Bid rigging, also referred to as collusive tendering, occurs when two or more competitors agree they will not compete genuinely with each other for tenders, allowing one of the cartel members to ‘win’ the tender. Participants in a bid rigging cartel may take turns to be the ‘winner’ by agreeing about the way they submit tenders, including some competitors agreeing not to tender.
Bid rigging can take a variety of forms. They include:
- cover bidding - where competitors choose a winner and everyone but the winner deliberately bids above an agreed amount to establish the illusion that the winner’s quote is competitive
- bid suppression - where a business agrees not to tender to ensure that the pre-agreed participant will win the contract
- bid withdrawal - where a business withdraws its winning bid so that an agreed competitor will be successful instead
- bid rotation - where competitors agree to take turns at winning business, while monitoring their market shares to ensure they all have a predetermined slice of the pie
- non-conforming bids - where businesses deliberately include terms and conditions that they know will not be acceptable to the client.
Some signs of possible bid rigging include:
- suppliers appear to be taking turns at winning tenders or sharing the contracts by value

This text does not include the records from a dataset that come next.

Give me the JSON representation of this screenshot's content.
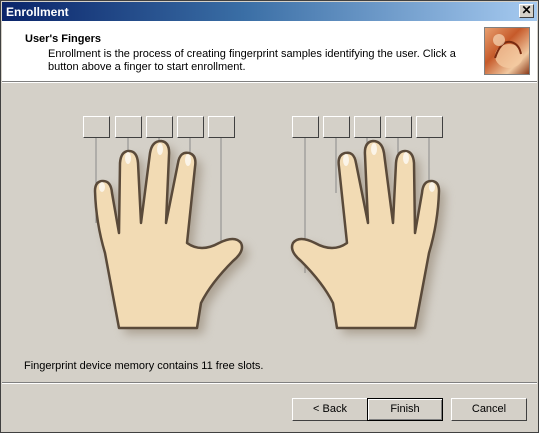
{
  "window": {
    "title": "Enrollment",
    "close_glyph": "✕"
  },
  "header": {
    "title": "User's Fingers",
    "description": "Enrollment is the process of creating fingerprint samples identifying the user. Click a button above a finger to start enrollment.",
    "image_icon": "fingerprint-hand-icon"
  },
  "status": {
    "text": "Fingerprint device memory contains 11 free slots."
  },
  "buttons": {
    "back_label": "< Back",
    "finish_label": "Finish",
    "cancel_label": "Cancel"
  },
  "colors": {
    "skin": "#f2dbb4",
    "outline": "#5a4a3a",
    "face": "#d4d0c8",
    "title_start": "#0a246a",
    "title_end": "#a6caf0"
  }
}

- regular suppliers decline to tender for no obvious reason
- bidders appear to deliberately include unacceptable terms in their tenders
- bidders sometimes bid low and sometimes high on what appears to be the same type of supply
- you become aware that bidders meet before the close of tender, without you being present
- the winning firm regularly subcontracts to competitors that submitted higher tenders
- one firm of professional advisers represents several of the businesses submitting tenders.
Bid rigging leads to uncompetitive tender processes that can result in organisations paying higher prices or receiving lower quality goods or services. Businesses that are the victims of bid rigging can pass on extra costs or reduced quality to consumers and other businesses in the supply chain.
If a government agency pays an inflated price for services provided by tender, these additional costs or reduced quality are eventually passed on to taxpayers.